Provide the count of lines below where "Setup" occurs, with no other output.

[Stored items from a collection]
- Opening Delimiter -
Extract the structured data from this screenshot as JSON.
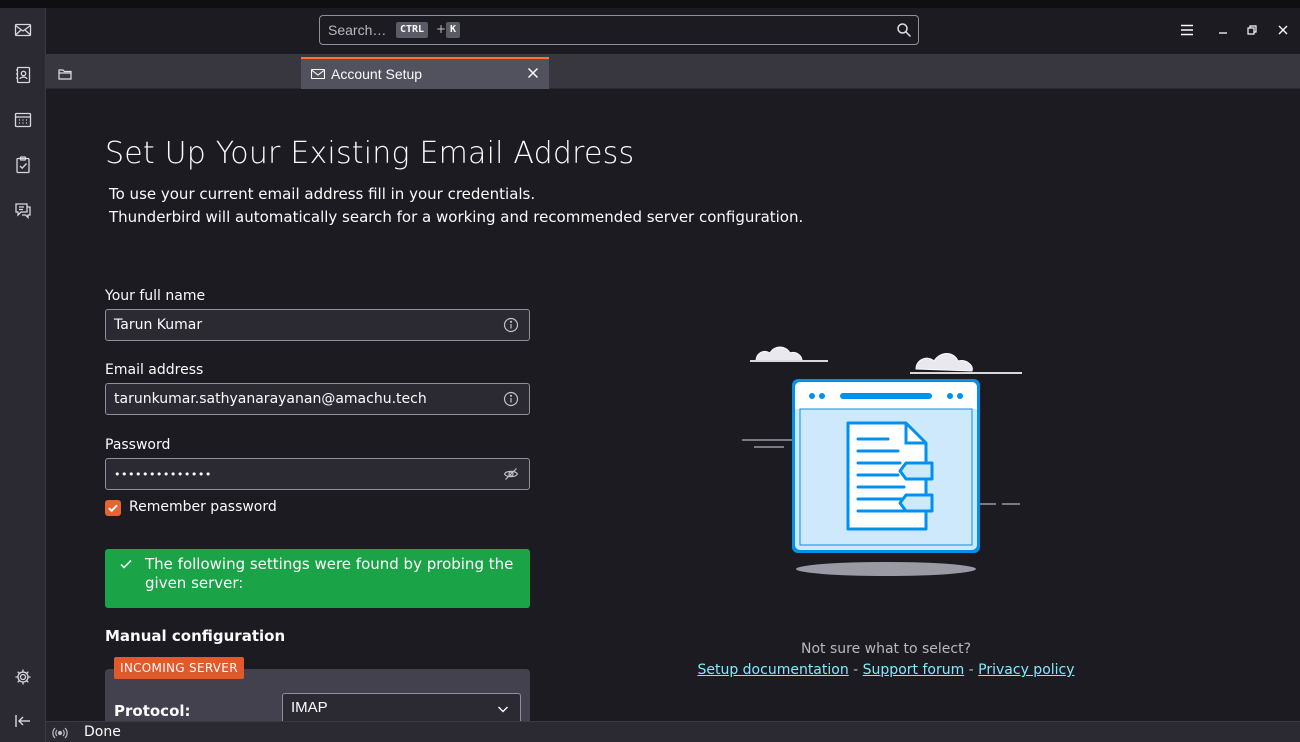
{
  "header": {
    "search_placeholder": "Search…",
    "kbd_ctrl": "CTRL",
    "kbd_plus": "+",
    "kbd_k": "K"
  },
  "tabs": [
    {
      "label": "",
      "icon": "folder-icon"
    },
    {
      "label": "Account Setup",
      "icon": "mail-settings-icon",
      "active": true
    }
  ],
  "spaces": [
    "mail-icon",
    "address-book-icon",
    "calendar-icon",
    "tasks-icon",
    "chat-icon",
    "settings-icon",
    "collapse-icon"
  ],
  "page": {
    "title": "Set Up Your Existing Email Address",
    "subtitle_line1": "To use your current email address fill in your credentials.",
    "subtitle_line2": "Thunderbird will automatically search for a working and recommended server configuration."
  },
  "form": {
    "fullname_label": "Your full name",
    "fullname_value": "Tarun Kumar",
    "email_label": "Email address",
    "email_value": "tarunkumar.sathyanarayanan@amachu.tech",
    "password_label": "Password",
    "password_value": "••••••••••••••",
    "remember_label": "Remember password",
    "remember_checked": true
  },
  "notice": {
    "text": "The following settings were found by probing the given server:"
  },
  "manual": {
    "heading": "Manual configuration",
    "incoming_badge": "INCOMING SERVER",
    "protocol_label": "Protocol:",
    "protocol_value": "IMAP"
  },
  "help": {
    "question": "Not sure what to select?",
    "link_docs": "Setup documentation",
    "sep1": " - ",
    "link_forum": "Support forum",
    "sep2": " - ",
    "link_privacy": "Privacy policy"
  },
  "statusbar": {
    "label": "Done"
  },
  "colors": {
    "accent": "#ff7139",
    "success": "#1aa347",
    "link": "#80ebff",
    "badge": "#e25a2c"
  }
}
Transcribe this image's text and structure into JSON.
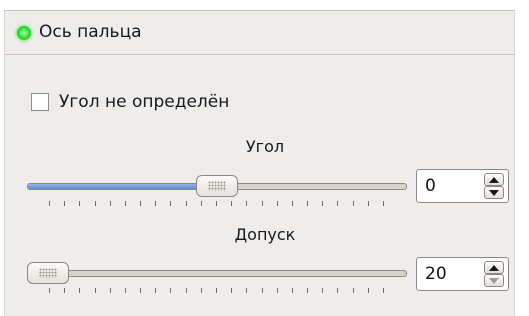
{
  "panel": {
    "title": "Ось пальца",
    "status_color": "#3ce63a"
  },
  "checkbox": {
    "label": "Угол не определён",
    "checked": false
  },
  "angle": {
    "label": "Угол",
    "value": "0",
    "slider_fraction": 0.5
  },
  "tolerance": {
    "label": "Допуск",
    "value": "20",
    "slider_fraction": 0.0
  },
  "icons": {
    "status": "green-led-icon",
    "spin_up": "arrow-up-icon",
    "spin_down": "arrow-down-icon"
  }
}
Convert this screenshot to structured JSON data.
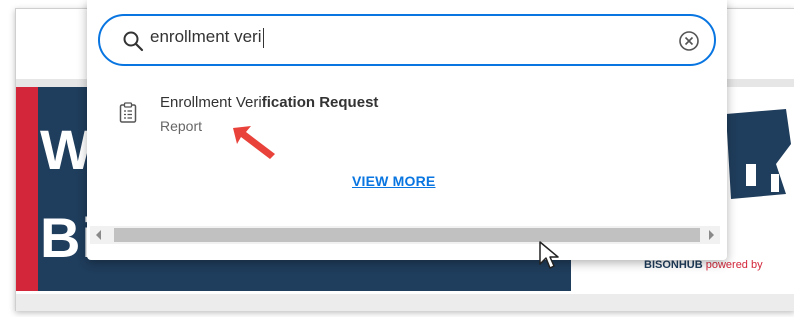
{
  "search": {
    "value": "enrollment veri",
    "icon": "search-icon",
    "clear_icon": "clear-icon"
  },
  "results": [
    {
      "title_normal": "Enrollment Veri",
      "title_bold": "fication Request",
      "subtitle": "Report",
      "icon": "report-icon"
    }
  ],
  "view_more_label": "VIEW MORE",
  "hero": {
    "line1": "W",
    "line2": "Bisonhub!"
  },
  "brand": {
    "name": "BISONHUB",
    "suffix": " powered by"
  },
  "colors": {
    "accent": "#0875e1",
    "hero_bg": "#1f3d5c",
    "hero_red": "#d3263a",
    "annotation_arrow": "#e8423a"
  }
}
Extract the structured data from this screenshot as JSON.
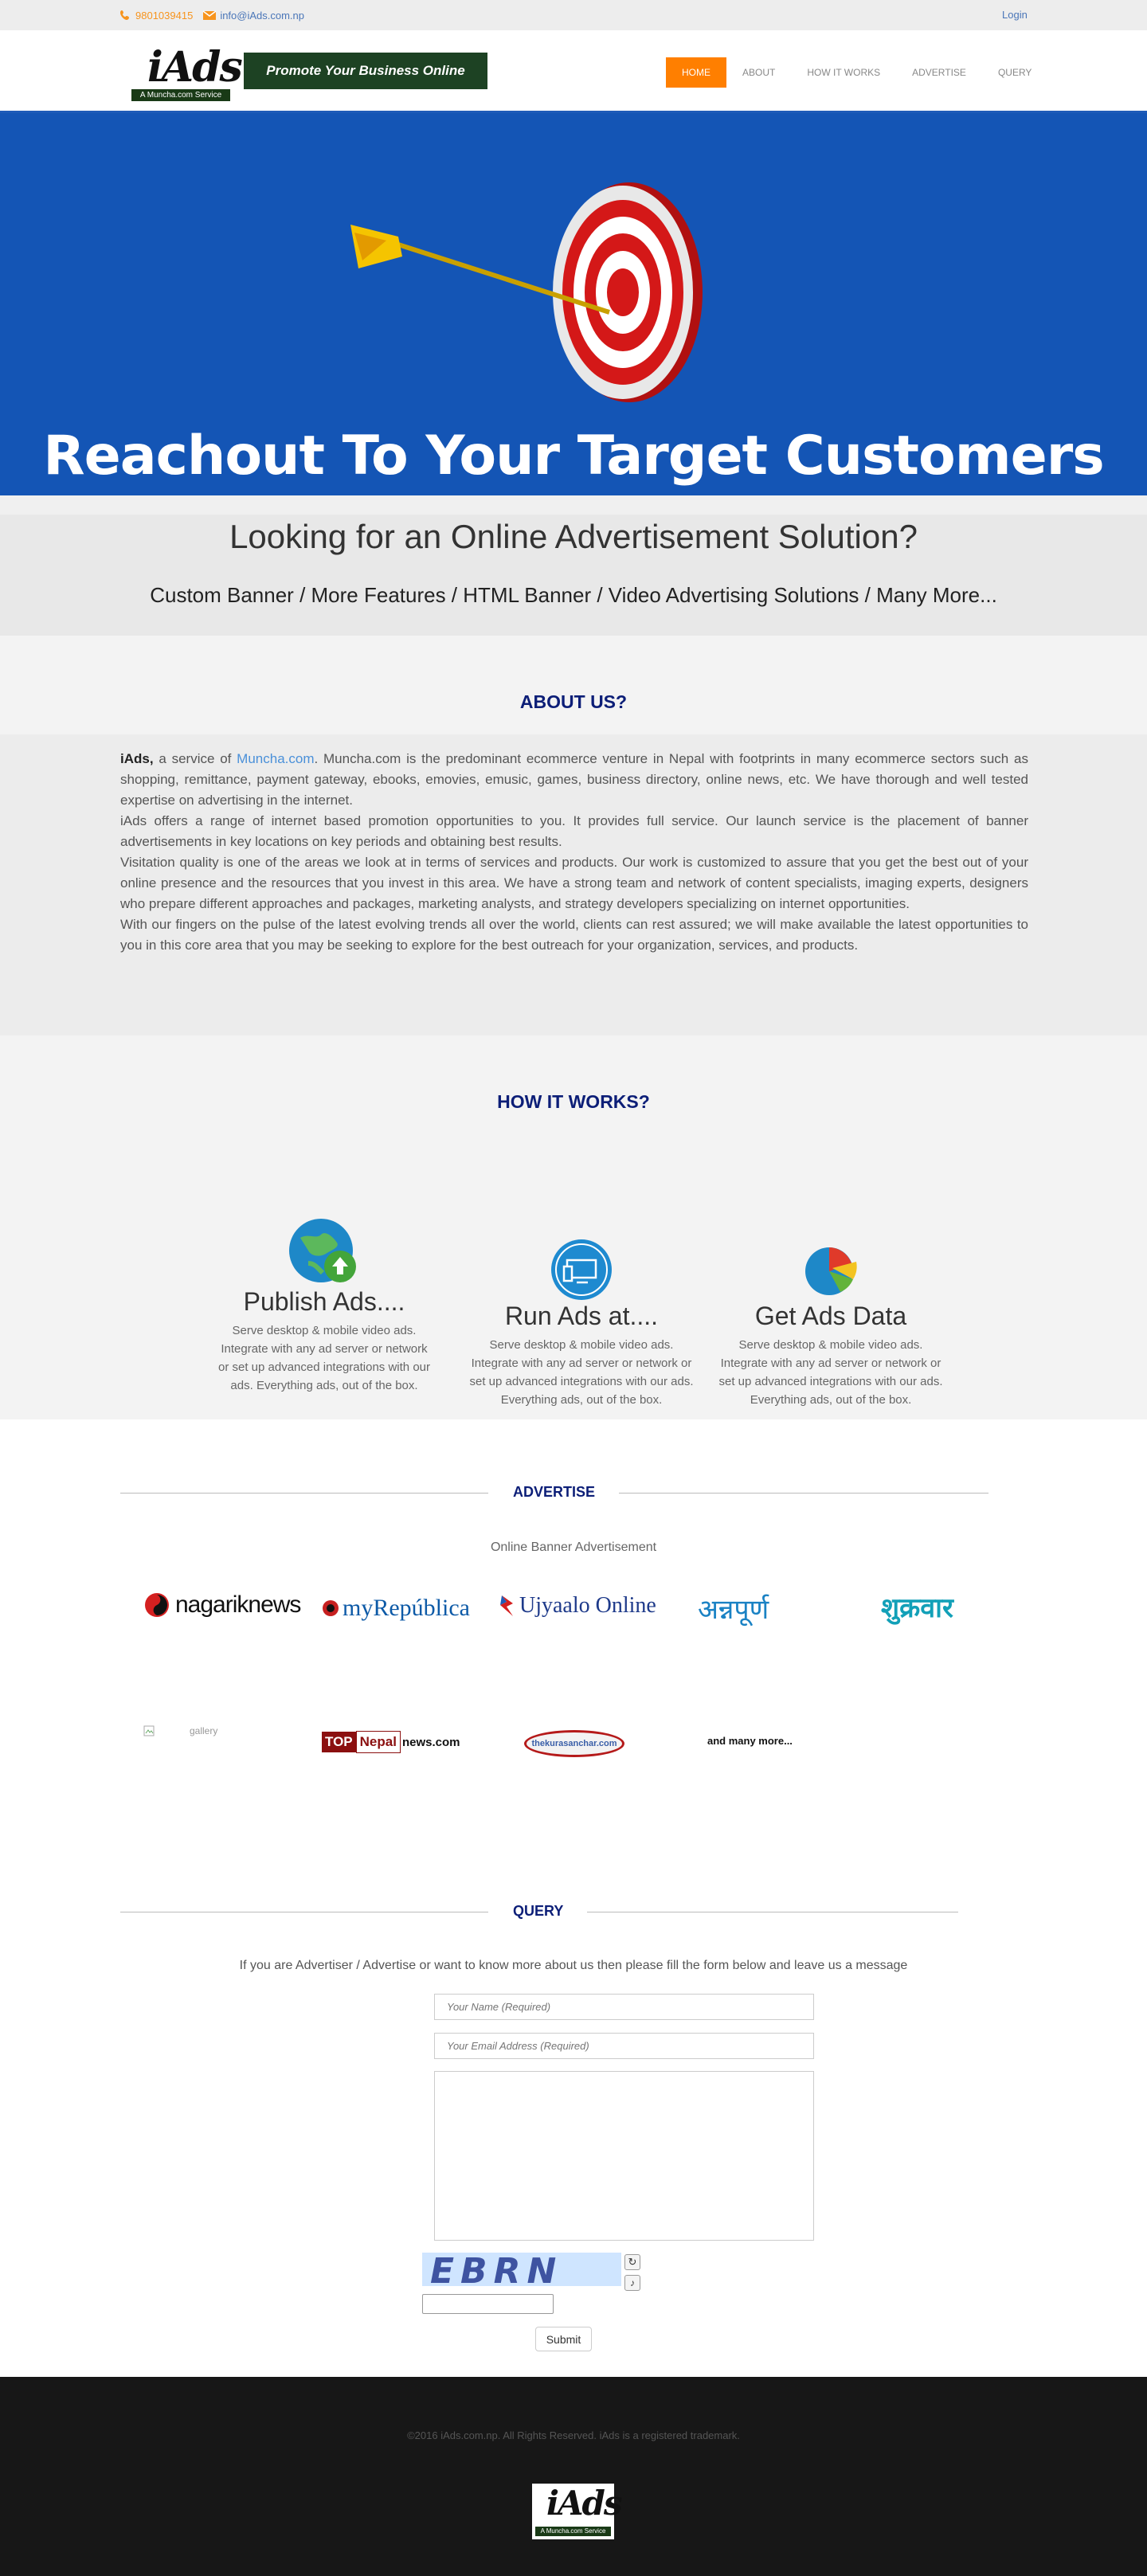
{
  "topbar": {
    "phone": "9801039415",
    "email": "info@iAds.com.np",
    "login": "Login"
  },
  "header": {
    "logo_text": "iAds",
    "logo_sub": "A Muncha.com Service",
    "promo": "Promote Your Business Online",
    "nav": [
      "HOME",
      "ABOUT",
      "HOW IT WORKS",
      "ADVERTISE",
      "QUERY"
    ],
    "nav_active": "HOME"
  },
  "hero": {
    "title": "Reachout To Your Target Customers",
    "bg_color": "#1455b5"
  },
  "looking": {
    "title": "Looking for an Online Advertisement Solution?",
    "subtitle": "Custom Banner / More Features / HTML Banner / Video Advertising Solutions / Many More..."
  },
  "about": {
    "title": "ABOUT US?",
    "brand": "iAds,",
    "p1_a": " a service of ",
    "p1_link": "Muncha.com",
    "p1_b": ". Muncha.com is the predominant ecommerce venture in Nepal with footprints in many ecommerce sectors such as shopping, remittance, payment gateway, ebooks, emovies, emusic, games, business directory, online news, etc. We have thorough and well tested expertise on advertising in the internet.",
    "p2": "iAds offers a range of internet based promotion opportunities to you. It provides full service. Our launch service is the placement of banner advertisements in key locations on key periods and obtaining best results.",
    "p3": "Visitation quality is one of the areas we look at in terms of services and products. Our work is customized to assure that you get the best out of your online presence and the resources that you invest in this area. We have a strong team and network of content specialists, imaging experts, designers who prepare different approaches and packages, marketing analysts, and strategy developers specializing on internet opportunities.",
    "p4": "With our fingers on the pulse of the latest evolving trends all over the world, clients can rest assured; we will make available the latest opportunities to you in this core area that you may be seeking to explore for the best outreach for your organization, services, and products."
  },
  "how": {
    "title": "HOW IT WORKS?",
    "cols": [
      {
        "heading": "Publish Ads....",
        "text": "Serve desktop & mobile video ads. Integrate with any ad server or network or set up advanced integrations with our ads. Everything ads, out of the box."
      },
      {
        "heading": "Run Ads at....",
        "text": "Serve desktop & mobile video ads. Integrate with any ad server or network or set up advanced integrations with our ads. Everything ads, out of the box."
      },
      {
        "heading": "Get Ads Data",
        "text": "Serve desktop & mobile video ads. Integrate with any ad server or network or set up advanced integrations with our ads. Everything ads, out of the box."
      }
    ]
  },
  "advertise": {
    "title": "ADVERTISE",
    "subtitle": "Online Banner Advertisement",
    "logos": [
      "nagariknews",
      "myRepública",
      "Ujyaalo Online",
      "अन्नपूर्ण",
      "शुक्रवार"
    ],
    "logos2_alt": "gallery",
    "top_nepal_a": "TOP",
    "top_nepal_b": "Nepal",
    "top_nepal_c": "news.com",
    "sanchar": "thekurasanchar.com",
    "more": "and many more..."
  },
  "query": {
    "title": "QUERY",
    "intro": "If you are Advertiser / Advertise or want to know more about us then please fill the form below and leave us a message",
    "name_placeholder": "Your Name (Required)",
    "email_placeholder": "Your Email Address (Required)",
    "captcha": "EBRN",
    "submit": "Submit"
  },
  "footer": {
    "copyright": "©2016 iAds.com.np. All Rights Reserved. iAds is a registered trademark.",
    "logo_text": "iAds",
    "logo_sub": "A Muncha.com Service"
  }
}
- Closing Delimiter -
## Answer to this problem
2